Input material »

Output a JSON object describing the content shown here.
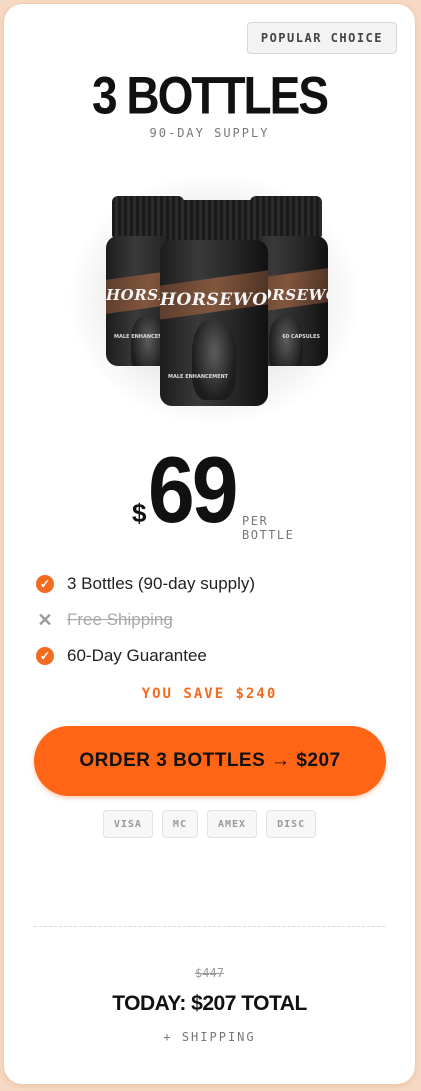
{
  "badge": "POPULAR CHOICE",
  "title": "3 BOTTLES",
  "supply": "90-DAY SUPPLY",
  "product": {
    "brand": "HORSEWOOD",
    "label_small": "MALE ENHANCEMENT",
    "label_caps": "60 CAPSULES",
    "image_icon": "supplement-bottles-image"
  },
  "price": {
    "currency": "$",
    "amount": "69",
    "per": "PER BOTTLE"
  },
  "features": [
    {
      "label": "3 Bottles (90-day supply)",
      "included": true
    },
    {
      "label": "Free Shipping",
      "included": false
    },
    {
      "label": "60-Day Guarantee",
      "included": true
    }
  ],
  "savings": "YOU SAVE $240",
  "order_button": "ORDER 3 BOTTLES → $207",
  "payment_methods": [
    "VISA",
    "MC",
    "AMEX",
    "DISC"
  ],
  "summary": {
    "original_price": "$447",
    "today_total": "TODAY: $207 TOTAL",
    "shipping_note": "+ SHIPPING"
  },
  "colors": {
    "accent": "#ff6514",
    "check": "#f26b1f",
    "background": "#f6d9c4"
  }
}
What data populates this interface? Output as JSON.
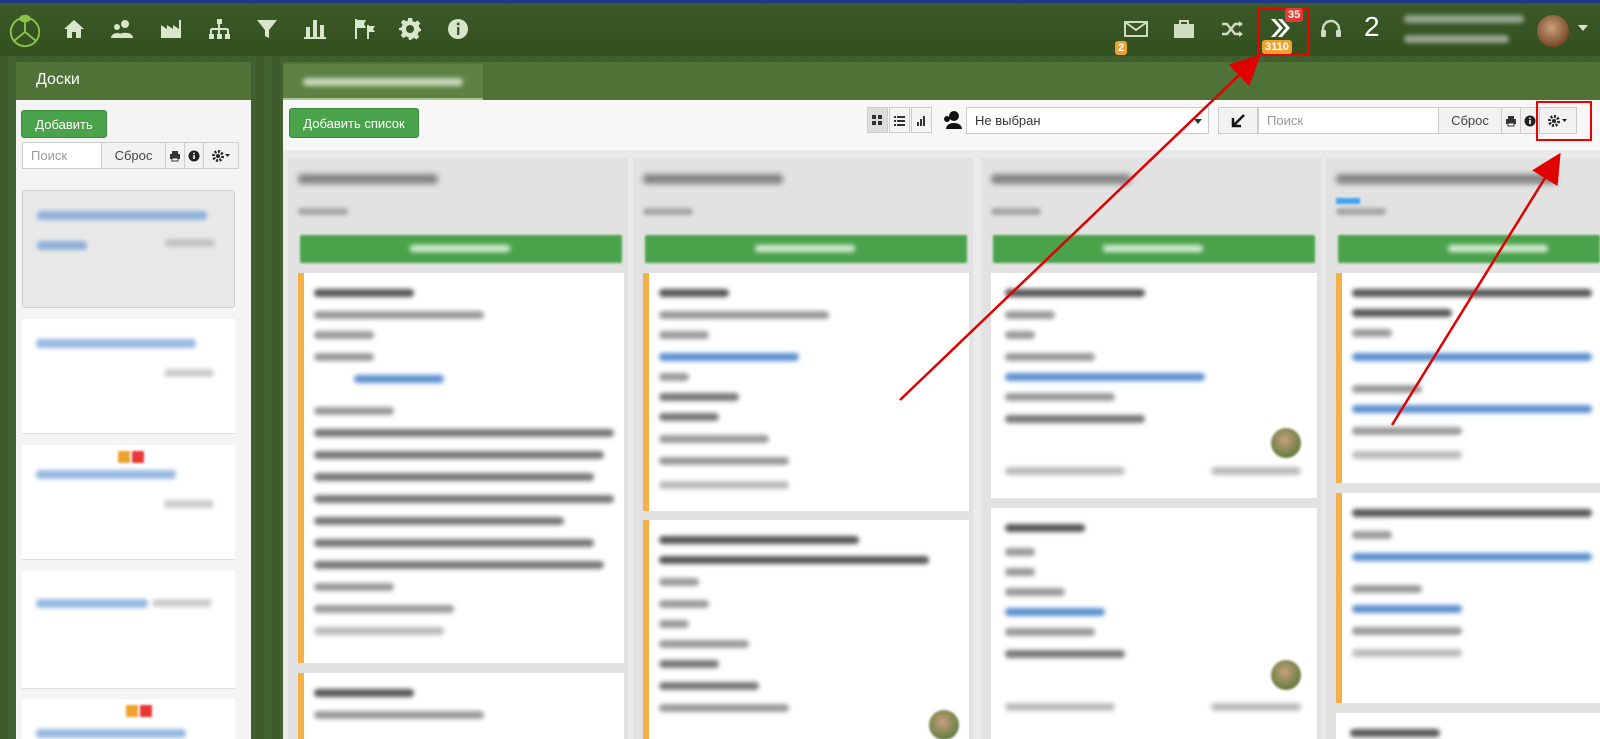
{
  "topbar": {
    "nav_icons": [
      "home-icon",
      "users-icon",
      "factory-icon",
      "org-chart-icon",
      "filter-icon",
      "bar-chart-icon",
      "flags-icon",
      "gear-icon",
      "info-icon"
    ],
    "mail_badge": "2",
    "tasks_badge_top": "35",
    "tasks_badge_bottom": "3110",
    "online_count": "2"
  },
  "left_panel": {
    "title": "Доски",
    "add_label": "Добавить",
    "search_placeholder": "Поиск",
    "reset_label": "Сброс"
  },
  "main_panel": {
    "add_list_label": "Добавить список",
    "assignee_select": "Не выбран",
    "search_placeholder": "Поиск",
    "reset_label": "Сброс"
  },
  "colors": {
    "topbar": "#3b5a28",
    "accent_green": "#4aa34a",
    "card_stripe": "#f5b04a",
    "badge_red": "#e53935",
    "badge_orange": "#f0a22e",
    "annotation_red": "#e00000"
  }
}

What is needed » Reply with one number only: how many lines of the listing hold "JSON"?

The completed task » 2